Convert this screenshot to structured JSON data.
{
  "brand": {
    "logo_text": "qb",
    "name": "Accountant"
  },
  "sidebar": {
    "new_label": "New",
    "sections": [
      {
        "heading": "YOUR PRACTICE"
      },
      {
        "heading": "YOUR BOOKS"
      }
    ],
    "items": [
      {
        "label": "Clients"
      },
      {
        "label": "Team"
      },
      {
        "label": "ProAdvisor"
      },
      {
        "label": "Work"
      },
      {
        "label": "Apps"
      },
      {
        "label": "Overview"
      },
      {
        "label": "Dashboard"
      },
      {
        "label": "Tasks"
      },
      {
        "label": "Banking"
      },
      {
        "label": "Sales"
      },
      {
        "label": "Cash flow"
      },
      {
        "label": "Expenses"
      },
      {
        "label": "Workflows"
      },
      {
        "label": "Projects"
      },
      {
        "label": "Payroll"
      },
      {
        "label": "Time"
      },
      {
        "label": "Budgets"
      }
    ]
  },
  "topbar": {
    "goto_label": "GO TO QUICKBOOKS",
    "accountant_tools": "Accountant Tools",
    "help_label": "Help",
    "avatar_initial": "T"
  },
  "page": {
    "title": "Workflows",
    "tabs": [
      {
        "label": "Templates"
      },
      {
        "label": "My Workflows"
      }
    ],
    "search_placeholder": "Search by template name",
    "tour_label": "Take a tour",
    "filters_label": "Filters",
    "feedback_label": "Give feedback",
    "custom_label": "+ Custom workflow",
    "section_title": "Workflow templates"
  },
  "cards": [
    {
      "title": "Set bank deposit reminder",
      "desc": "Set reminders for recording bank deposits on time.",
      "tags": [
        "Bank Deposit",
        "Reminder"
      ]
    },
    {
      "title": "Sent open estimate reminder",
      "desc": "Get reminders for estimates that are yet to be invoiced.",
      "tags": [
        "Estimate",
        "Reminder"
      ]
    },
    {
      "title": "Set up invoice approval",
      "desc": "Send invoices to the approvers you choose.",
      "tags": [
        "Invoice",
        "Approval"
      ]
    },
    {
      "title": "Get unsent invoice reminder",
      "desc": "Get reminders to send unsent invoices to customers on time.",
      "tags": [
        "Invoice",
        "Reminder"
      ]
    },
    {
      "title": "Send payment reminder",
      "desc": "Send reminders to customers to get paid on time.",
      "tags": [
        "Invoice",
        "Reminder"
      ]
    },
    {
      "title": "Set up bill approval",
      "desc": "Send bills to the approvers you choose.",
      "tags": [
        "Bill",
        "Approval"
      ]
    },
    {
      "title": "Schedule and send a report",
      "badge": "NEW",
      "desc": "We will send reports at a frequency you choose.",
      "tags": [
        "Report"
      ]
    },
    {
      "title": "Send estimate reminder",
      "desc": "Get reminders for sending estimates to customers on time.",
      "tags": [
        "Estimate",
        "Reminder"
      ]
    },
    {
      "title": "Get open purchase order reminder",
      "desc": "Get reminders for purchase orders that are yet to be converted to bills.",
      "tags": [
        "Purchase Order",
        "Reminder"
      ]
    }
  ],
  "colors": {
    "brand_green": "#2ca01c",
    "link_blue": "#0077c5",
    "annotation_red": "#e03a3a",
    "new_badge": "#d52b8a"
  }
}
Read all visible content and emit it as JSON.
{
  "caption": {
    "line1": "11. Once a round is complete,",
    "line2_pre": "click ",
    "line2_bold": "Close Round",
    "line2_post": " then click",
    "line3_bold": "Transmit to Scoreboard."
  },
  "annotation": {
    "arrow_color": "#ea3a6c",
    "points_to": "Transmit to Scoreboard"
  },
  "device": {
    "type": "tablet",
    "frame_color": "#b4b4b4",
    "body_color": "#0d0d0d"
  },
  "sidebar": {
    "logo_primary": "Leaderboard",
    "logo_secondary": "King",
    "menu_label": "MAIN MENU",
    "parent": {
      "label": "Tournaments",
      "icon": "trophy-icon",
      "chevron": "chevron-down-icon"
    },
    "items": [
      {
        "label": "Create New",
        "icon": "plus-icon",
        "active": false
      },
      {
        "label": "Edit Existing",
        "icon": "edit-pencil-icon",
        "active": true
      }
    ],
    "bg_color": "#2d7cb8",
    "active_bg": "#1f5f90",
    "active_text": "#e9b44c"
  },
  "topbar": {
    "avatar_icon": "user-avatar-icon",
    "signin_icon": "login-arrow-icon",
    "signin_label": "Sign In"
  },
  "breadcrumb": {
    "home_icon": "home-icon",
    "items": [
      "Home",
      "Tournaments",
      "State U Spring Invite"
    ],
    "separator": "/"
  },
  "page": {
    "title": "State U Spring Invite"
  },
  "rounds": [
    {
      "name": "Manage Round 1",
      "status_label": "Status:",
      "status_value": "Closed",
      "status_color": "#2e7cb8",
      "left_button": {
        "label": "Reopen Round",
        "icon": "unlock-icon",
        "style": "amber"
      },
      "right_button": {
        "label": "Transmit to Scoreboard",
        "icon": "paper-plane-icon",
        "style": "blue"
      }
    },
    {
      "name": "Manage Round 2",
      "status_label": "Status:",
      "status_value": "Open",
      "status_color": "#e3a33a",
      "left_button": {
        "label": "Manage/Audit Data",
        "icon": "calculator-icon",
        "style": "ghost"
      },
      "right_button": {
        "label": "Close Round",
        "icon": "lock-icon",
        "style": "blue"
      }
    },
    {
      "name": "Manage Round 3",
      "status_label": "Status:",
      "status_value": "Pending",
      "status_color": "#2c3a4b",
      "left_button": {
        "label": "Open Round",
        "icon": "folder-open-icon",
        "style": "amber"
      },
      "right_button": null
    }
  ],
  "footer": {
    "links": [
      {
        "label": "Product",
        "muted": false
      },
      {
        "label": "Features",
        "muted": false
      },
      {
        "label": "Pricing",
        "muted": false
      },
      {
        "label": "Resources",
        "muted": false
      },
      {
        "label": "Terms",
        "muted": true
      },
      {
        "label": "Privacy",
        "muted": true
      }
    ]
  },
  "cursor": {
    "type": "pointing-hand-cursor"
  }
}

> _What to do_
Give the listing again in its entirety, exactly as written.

> _Expected answer_
Convert this screenshot to structured JSON data.
{
  "brand": {
    "logo_text": "qb",
    "name": "Accountant"
  },
  "sidebar": {
    "new_label": "New",
    "sections": [
      {
        "heading": "YOUR PRACTICE"
      },
      {
        "heading": "YOUR BOOKS"
      }
    ],
    "items": [
      {
        "label": "Clients"
      },
      {
        "label": "Team"
      },
      {
        "label": "ProAdvisor"
      },
      {
        "label": "Work"
      },
      {
        "label": "Apps"
      },
      {
        "label": "Overview"
      },
      {
        "label": "Dashboard"
      },
      {
        "label": "Tasks"
      },
      {
        "label": "Banking"
      },
      {
        "label": "Sales"
      },
      {
        "label": "Cash flow"
      },
      {
        "label": "Expenses"
      },
      {
        "label": "Workflows"
      },
      {
        "label": "Projects"
      },
      {
        "label": "Payroll"
      },
      {
        "label": "Time"
      },
      {
        "label": "Budgets"
      }
    ]
  },
  "topbar": {
    "goto_label": "GO TO QUICKBOOKS",
    "accountant_tools": "Accountant Tools",
    "help_label": "Help",
    "avatar_initial": "T"
  },
  "page": {
    "title": "Workflows",
    "tabs": [
      {
        "label": "Templates"
      },
      {
        "label": "My Workflows"
      }
    ],
    "search_placeholder": "Search by template name",
    "tour_label": "Take a tour",
    "filters_label": "Filters",
    "feedback_label": "Give feedback",
    "custom_label": "+ Custom workflow",
    "section_title": "Workflow templates"
  },
  "cards": [
    {
      "title": "Set bank deposit reminder",
      "desc": "Set reminders for recording bank deposits on time.",
      "tags": [
        "Bank Deposit",
        "Reminder"
      ]
    },
    {
      "title": "Sent open estimate reminder",
      "desc": "Get reminders for estimates that are yet to be invoiced.",
      "tags": [
        "Estimate",
        "Reminder"
      ]
    },
    {
      "title": "Set up invoice approval",
      "desc": "Send invoices to the approvers you choose.",
      "tags": [
        "Invoice",
        "Approval"
      ]
    },
    {
      "title": "Get unsent invoice reminder",
      "desc": "Get reminders to send unsent invoices to customers on time.",
      "tags": [
        "Invoice",
        "Reminder"
      ]
    },
    {
      "title": "Send payment reminder",
      "desc": "Send reminders to customers to get paid on time.",
      "tags": [
        "Invoice",
        "Reminder"
      ]
    },
    {
      "title": "Set up bill approval",
      "desc": "Send bills to the approvers you choose.",
      "tags": [
        "Bill",
        "Approval"
      ]
    },
    {
      "title": "Schedule and send a report",
      "badge": "NEW",
      "desc": "We will send reports at a frequency you choose.",
      "tags": [
        "Report"
      ]
    },
    {
      "title": "Send estimate reminder",
      "desc": "Get reminders for sending estimates to customers on time.",
      "tags": [
        "Estimate",
        "Reminder"
      ]
    },
    {
      "title": "Get open purchase order reminder",
      "desc": "Get reminders for purchase orders that are yet to be converted to bills.",
      "tags": [
        "Purchase Order",
        "Reminder"
      ]
    }
  ],
  "colors": {
    "brand_green": "#2ca01c",
    "link_blue": "#0077c5",
    "annotation_red": "#e03a3a",
    "new_badge": "#d52b8a"
  }
}
Read all visible content and emit it as JSON.
{
  "caption": {
    "line1": "11. Once a round is complete,",
    "line2_pre": "click ",
    "line2_bold": "Close Round",
    "line2_post": " then click",
    "line3_bold": "Transmit to Scoreboard."
  },
  "annotation": {
    "arrow_color": "#ea3a6c",
    "points_to": "Transmit to Scoreboard"
  },
  "device": {
    "type": "tablet",
    "frame_color": "#b4b4b4",
    "body_color": "#0d0d0d"
  },
  "sidebar": {
    "logo_primary": "Leaderboard",
    "logo_secondary": "King",
    "menu_label": "MAIN MENU",
    "parent": {
      "label": "Tournaments",
      "icon": "trophy-icon",
      "chevron": "chevron-down-icon"
    },
    "items": [
      {
        "label": "Create New",
        "icon": "plus-icon",
        "active": false
      },
      {
        "label": "Edit Existing",
        "icon": "edit-pencil-icon",
        "active": true
      }
    ],
    "bg_color": "#2d7cb8",
    "active_bg": "#1f5f90",
    "active_text": "#e9b44c"
  },
  "topbar": {
    "avatar_icon": "user-avatar-icon",
    "signin_icon": "login-arrow-icon",
    "signin_label": "Sign In"
  },
  "breadcrumb": {
    "home_icon": "home-icon",
    "items": [
      "Home",
      "Tournaments",
      "State U Spring Invite"
    ],
    "separator": "/"
  },
  "page": {
    "title": "State U Spring Invite"
  },
  "rounds": [
    {
      "name": "Manage Round 1",
      "status_label": "Status:",
      "status_value": "Closed",
      "status_color": "#2e7cb8",
      "left_button": {
        "label": "Reopen Round",
        "icon": "unlock-icon",
        "style": "amber"
      },
      "right_button": {
        "label": "Transmit to Scoreboard",
        "icon": "paper-plane-icon",
        "style": "blue"
      }
    },
    {
      "name": "Manage Round 2",
      "status_label": "Status:",
      "status_value": "Open",
      "status_color": "#e3a33a",
      "left_button": {
        "label": "Manage/Audit Data",
        "icon": "calculator-icon",
        "style": "ghost"
      },
      "right_button": {
        "label": "Close Round",
        "icon": "lock-icon",
        "style": "blue"
      }
    },
    {
      "name": "Manage Round 3",
      "status_label": "Status:",
      "status_value": "Pending",
      "status_color": "#2c3a4b",
      "left_button": {
        "label": "Open Round",
        "icon": "folder-open-icon",
        "style": "amber"
      },
      "right_button": null
    }
  ],
  "footer": {
    "links": [
      {
        "label": "Product",
        "muted": false
      },
      {
        "label": "Features",
        "muted": false
      },
      {
        "label": "Pricing",
        "muted": false
      },
      {
        "label": "Resources",
        "muted": false
      },
      {
        "label": "Terms",
        "muted": true
      },
      {
        "label": "Privacy",
        "muted": true
      }
    ]
  },
  "cursor": {
    "type": "pointing-hand-cursor"
  }
}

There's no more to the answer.